In the article, Mr Smith said: “The problem is these types of structured products can go from being massively low risk to massively high risk. If the FTSE drops 49 per cent you get your money, but if it falls by any more you lose all your capital. How can you justify that?”
The answer is: you could not. Mr Smith’s understanding is incorrect.
The correct explanation for a typical contract with an ‘End of term’, or ’European’ barrier is that if at the end of the investment term the FTSE is 49 per cent down, investors will get their money back (in such circumstances the structured product is likely to be one of the best performing investments in their portfolio), but if the index is more than 50 per cent down, the investment will track the fall in the index.
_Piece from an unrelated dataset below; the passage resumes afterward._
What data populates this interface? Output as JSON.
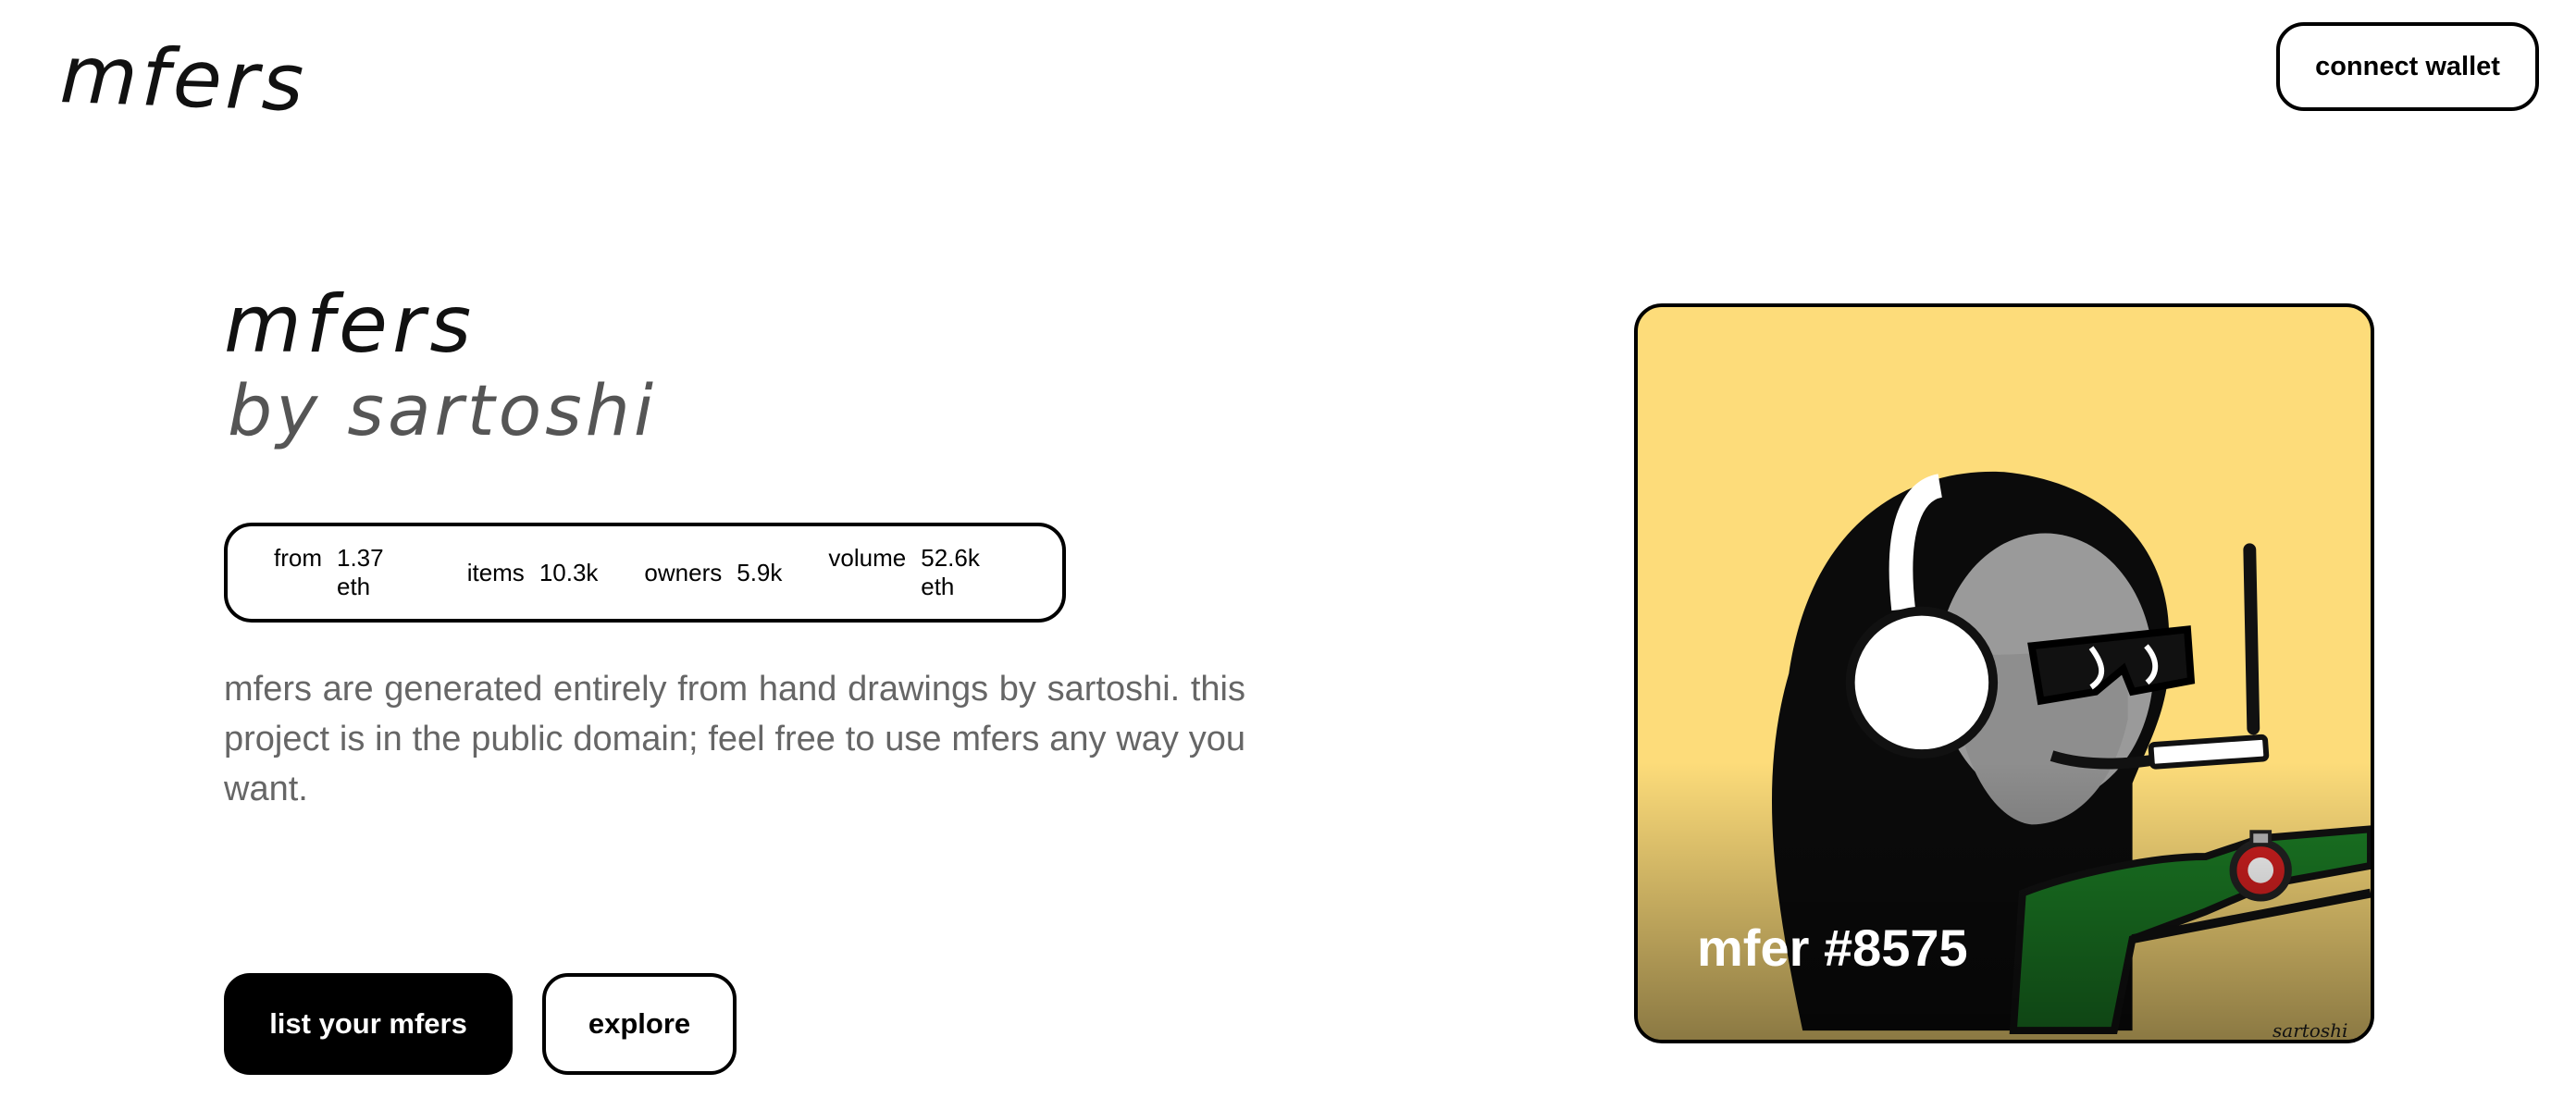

So if the FTSE is 55 per cent down after six years, the investment will mature returning 45 per cent of capital – not nothing.
Contracts that would produce the outcome suggested by Mr Smith are not to be found in the UK, where the maximum loss in the event of seriously adverse market conditions would be for the product to track the market fall on a one-for-one basis.
Such an incorrect understanding is bound to lead to advisers avoiding such investments. Perhaps with a little more fog cleared the future will be brighter.
Lowes Financial Management